• Input data:
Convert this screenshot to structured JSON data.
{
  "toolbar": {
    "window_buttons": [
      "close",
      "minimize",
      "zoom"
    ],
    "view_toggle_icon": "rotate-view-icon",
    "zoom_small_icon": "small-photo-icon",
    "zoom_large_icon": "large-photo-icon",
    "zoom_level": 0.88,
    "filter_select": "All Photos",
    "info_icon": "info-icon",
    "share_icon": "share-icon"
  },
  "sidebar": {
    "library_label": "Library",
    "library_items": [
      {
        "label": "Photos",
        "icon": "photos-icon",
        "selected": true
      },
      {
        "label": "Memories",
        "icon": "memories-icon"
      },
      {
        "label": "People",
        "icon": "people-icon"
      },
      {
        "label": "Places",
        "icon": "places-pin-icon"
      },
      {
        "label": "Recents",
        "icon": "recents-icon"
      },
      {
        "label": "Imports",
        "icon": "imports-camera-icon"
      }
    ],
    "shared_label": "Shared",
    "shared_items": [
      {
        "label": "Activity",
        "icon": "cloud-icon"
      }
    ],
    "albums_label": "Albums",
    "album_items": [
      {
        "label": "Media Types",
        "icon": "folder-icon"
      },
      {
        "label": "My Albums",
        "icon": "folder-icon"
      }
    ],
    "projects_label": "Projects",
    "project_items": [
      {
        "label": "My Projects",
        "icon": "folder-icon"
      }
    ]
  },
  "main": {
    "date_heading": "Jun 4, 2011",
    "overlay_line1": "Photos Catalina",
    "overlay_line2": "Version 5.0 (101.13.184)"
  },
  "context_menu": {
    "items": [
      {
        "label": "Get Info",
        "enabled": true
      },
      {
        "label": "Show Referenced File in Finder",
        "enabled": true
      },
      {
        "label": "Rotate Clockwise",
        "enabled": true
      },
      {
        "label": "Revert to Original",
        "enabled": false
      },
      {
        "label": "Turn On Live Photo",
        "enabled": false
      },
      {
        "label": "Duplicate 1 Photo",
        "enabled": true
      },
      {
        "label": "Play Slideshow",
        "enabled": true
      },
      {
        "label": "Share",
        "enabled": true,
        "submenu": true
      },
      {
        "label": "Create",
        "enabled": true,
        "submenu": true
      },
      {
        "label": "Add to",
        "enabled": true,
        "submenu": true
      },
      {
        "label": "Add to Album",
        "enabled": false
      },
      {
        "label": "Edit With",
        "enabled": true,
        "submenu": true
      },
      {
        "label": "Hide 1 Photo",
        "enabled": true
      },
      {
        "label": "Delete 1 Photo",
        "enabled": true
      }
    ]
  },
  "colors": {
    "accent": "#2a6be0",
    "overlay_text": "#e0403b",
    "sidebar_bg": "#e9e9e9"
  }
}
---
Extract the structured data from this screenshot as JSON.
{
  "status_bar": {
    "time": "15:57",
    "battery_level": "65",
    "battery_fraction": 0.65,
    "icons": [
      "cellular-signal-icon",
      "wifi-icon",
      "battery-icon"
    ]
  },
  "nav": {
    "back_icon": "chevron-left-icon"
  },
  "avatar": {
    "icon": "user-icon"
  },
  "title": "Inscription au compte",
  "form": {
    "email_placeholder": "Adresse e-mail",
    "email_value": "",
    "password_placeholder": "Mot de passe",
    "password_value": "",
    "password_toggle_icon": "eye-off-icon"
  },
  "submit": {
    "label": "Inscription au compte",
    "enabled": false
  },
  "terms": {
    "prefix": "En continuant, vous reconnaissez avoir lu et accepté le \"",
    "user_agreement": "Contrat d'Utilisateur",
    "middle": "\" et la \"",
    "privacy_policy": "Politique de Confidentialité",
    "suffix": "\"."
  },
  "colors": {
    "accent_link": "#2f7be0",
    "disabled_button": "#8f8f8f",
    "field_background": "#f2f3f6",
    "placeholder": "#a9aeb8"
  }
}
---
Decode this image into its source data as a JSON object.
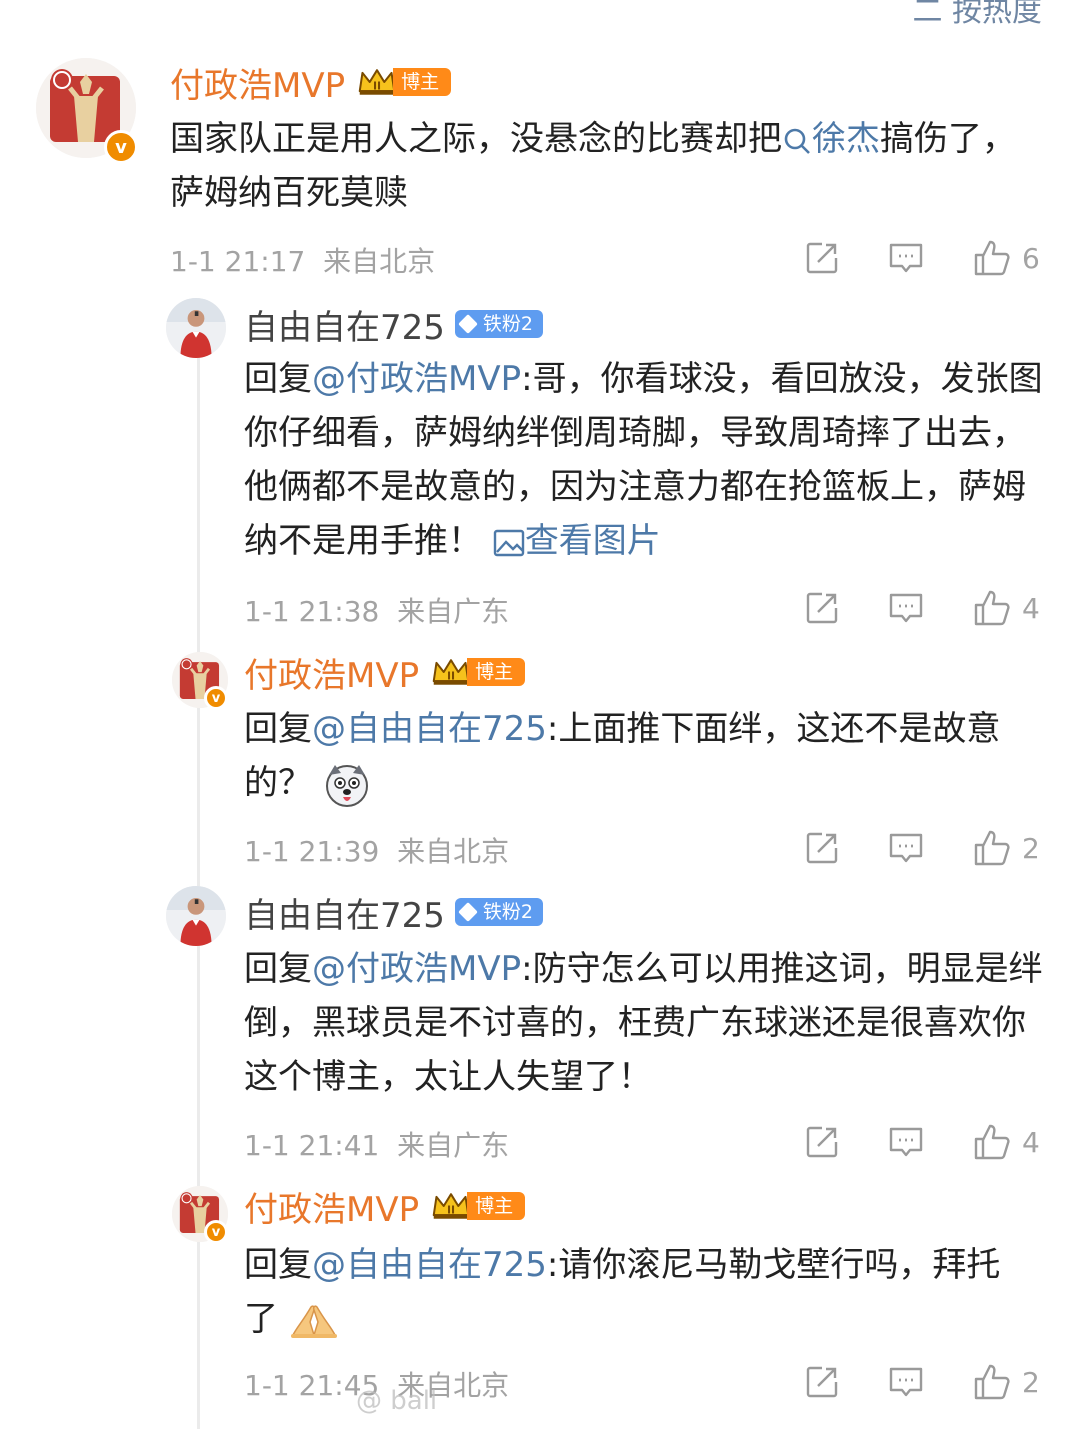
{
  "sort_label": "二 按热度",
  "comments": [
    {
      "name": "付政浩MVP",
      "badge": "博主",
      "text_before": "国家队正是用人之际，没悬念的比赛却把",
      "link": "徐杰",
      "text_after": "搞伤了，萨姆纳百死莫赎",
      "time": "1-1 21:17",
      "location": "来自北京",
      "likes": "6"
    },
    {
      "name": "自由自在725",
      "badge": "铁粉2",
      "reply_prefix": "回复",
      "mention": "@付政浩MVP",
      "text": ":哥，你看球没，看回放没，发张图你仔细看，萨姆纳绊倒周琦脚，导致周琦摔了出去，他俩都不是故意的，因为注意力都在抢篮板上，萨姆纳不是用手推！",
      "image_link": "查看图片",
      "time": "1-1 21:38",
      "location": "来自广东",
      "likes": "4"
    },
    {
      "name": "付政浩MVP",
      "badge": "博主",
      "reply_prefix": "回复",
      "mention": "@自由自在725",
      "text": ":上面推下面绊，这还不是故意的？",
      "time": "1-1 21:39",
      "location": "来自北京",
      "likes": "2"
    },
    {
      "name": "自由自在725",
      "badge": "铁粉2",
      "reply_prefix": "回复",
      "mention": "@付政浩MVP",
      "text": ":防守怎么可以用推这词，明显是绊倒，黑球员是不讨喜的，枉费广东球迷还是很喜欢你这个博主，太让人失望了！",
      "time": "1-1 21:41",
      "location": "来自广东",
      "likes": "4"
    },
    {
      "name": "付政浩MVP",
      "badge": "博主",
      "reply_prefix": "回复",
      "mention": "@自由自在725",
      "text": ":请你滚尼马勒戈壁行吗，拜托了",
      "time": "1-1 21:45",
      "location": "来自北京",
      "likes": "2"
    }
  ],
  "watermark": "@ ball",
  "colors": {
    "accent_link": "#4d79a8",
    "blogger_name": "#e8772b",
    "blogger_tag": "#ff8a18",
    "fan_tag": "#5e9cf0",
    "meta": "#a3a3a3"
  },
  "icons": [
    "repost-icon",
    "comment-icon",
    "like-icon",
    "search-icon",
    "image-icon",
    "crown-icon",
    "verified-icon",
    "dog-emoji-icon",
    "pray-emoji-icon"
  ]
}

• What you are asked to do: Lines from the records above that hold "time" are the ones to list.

• Result below:
    "time": "15:57",
      "time": "1-1 21:17",
      "time": "1-1 21:38",
      "time": "1-1 21:39",
      "time": "1-1 21:41",
      "time": "1-1 21:45",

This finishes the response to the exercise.